▶ [Excerpted data]
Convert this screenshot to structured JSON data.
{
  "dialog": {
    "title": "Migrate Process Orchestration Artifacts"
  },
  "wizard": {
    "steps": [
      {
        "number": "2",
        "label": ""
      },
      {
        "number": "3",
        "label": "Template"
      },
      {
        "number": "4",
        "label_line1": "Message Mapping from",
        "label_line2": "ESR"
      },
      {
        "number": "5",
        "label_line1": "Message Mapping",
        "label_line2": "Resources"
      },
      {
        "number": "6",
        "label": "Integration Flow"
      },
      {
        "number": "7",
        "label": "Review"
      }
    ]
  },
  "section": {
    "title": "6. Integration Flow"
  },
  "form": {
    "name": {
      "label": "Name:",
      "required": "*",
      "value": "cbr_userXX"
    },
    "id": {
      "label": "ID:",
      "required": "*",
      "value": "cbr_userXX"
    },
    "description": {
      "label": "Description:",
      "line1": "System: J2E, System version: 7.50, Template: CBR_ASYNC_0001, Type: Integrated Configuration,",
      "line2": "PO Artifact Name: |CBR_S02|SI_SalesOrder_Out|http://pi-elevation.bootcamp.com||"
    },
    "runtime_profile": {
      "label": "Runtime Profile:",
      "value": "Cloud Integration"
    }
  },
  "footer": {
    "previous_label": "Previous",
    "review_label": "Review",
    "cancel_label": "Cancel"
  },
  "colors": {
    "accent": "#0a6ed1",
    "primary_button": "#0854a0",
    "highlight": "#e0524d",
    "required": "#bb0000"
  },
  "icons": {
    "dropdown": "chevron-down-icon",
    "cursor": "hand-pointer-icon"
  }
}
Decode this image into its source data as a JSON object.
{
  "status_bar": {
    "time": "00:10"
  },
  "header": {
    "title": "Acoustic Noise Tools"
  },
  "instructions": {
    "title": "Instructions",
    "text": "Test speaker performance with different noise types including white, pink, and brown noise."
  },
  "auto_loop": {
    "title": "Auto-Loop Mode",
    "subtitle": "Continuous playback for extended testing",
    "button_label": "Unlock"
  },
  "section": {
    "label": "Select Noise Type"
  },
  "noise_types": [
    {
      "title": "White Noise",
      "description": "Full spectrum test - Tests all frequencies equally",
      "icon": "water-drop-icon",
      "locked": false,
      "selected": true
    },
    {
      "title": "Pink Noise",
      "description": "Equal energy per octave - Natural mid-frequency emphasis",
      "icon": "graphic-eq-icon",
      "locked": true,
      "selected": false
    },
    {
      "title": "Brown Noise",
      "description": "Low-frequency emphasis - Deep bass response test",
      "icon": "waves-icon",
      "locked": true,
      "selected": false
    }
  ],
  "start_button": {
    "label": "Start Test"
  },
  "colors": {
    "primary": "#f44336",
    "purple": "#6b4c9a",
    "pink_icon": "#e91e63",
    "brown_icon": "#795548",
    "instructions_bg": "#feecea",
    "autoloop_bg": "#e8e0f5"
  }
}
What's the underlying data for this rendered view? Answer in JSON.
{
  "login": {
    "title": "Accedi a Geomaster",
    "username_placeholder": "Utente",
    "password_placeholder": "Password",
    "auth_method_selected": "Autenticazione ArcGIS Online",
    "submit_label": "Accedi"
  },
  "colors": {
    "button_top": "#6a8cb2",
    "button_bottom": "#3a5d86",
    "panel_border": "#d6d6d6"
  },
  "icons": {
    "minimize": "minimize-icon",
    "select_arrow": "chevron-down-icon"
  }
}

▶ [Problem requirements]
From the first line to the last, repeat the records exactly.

▶ [Final answer]
Convert this screenshot to structured JSON data.
{
  "dialog": {
    "title": "Migrate Process Orchestration Artifacts"
  },
  "wizard": {
    "steps": [
      {
        "number": "2",
        "label": ""
      },
      {
        "number": "3",
        "label": "Template"
      },
      {
        "number": "4",
        "label_line1": "Message Mapping from",
        "label_line2": "ESR"
      },
      {
        "number": "5",
        "label_line1": "Message Mapping",
        "label_line2": "Resources"
      },
      {
        "number": "6",
        "label": "Integration Flow"
      },
      {
        "number": "7",
        "label": "Review"
      }
    ]
  },
  "section": {
    "title": "6. Integration Flow"
  },
  "form": {
    "name": {
      "label": "Name:",
      "required": "*",
      "value": "cbr_userXX"
    },
    "id": {
      "label": "ID:",
      "required": "*",
      "value": "cbr_userXX"
    },
    "description": {
      "label": "Description:",
      "line1": "System: J2E, System version: 7.50, Template: CBR_ASYNC_0001, Type: Integrated Configuration,",
      "line2": "PO Artifact Name: |CBR_S02|SI_SalesOrder_Out|http://pi-elevation.bootcamp.com||"
    },
    "runtime_profile": {
      "label": "Runtime Profile:",
      "value": "Cloud Integration"
    }
  },
  "footer": {
    "previous_label": "Previous",
    "review_label": "Review",
    "cancel_label": "Cancel"
  },
  "colors": {
    "accent": "#0a6ed1",
    "primary_button": "#0854a0",
    "highlight": "#e0524d",
    "required": "#bb0000"
  },
  "icons": {
    "dropdown": "chevron-down-icon",
    "cursor": "hand-pointer-icon"
  }
}
Decode this image into its source data as a JSON object.
{
  "status_bar": {
    "time": "00:10"
  },
  "header": {
    "title": "Acoustic Noise Tools"
  },
  "instructions": {
    "title": "Instructions",
    "text": "Test speaker performance with different noise types including white, pink, and brown noise."
  },
  "auto_loop": {
    "title": "Auto-Loop Mode",
    "subtitle": "Continuous playback for extended testing",
    "button_label": "Unlock"
  },
  "section": {
    "label": "Select Noise Type"
  },
  "noise_types": [
    {
      "title": "White Noise",
      "description": "Full spectrum test - Tests all frequencies equally",
      "icon": "water-drop-icon",
      "locked": false,
      "selected": true
    },
    {
      "title": "Pink Noise",
      "description": "Equal energy per octave - Natural mid-frequency emphasis",
      "icon": "graphic-eq-icon",
      "locked": true,
      "selected": false
    },
    {
      "title": "Brown Noise",
      "description": "Low-frequency emphasis - Deep bass response test",
      "icon": "waves-icon",
      "locked": true,
      "selected": false
    }
  ],
  "start_button": {
    "label": "Start Test"
  },
  "colors": {
    "primary": "#f44336",
    "purple": "#6b4c9a",
    "pink_icon": "#e91e63",
    "brown_icon": "#795548",
    "instructions_bg": "#feecea",
    "autoloop_bg": "#e8e0f5"
  }
}
What's the underlying data for this rendered view? Answer in JSON.
{
  "login": {
    "title": "Accedi a Geomaster",
    "username_placeholder": "Utente",
    "password_placeholder": "Password",
    "auth_method_selected": "Autenticazione ArcGIS Online",
    "submit_label": "Accedi"
  },
  "colors": {
    "button_top": "#6a8cb2",
    "button_bottom": "#3a5d86",
    "panel_border": "#d6d6d6"
  },
  "icons": {
    "minimize": "minimize-icon",
    "select_arrow": "chevron-down-icon"
  }
}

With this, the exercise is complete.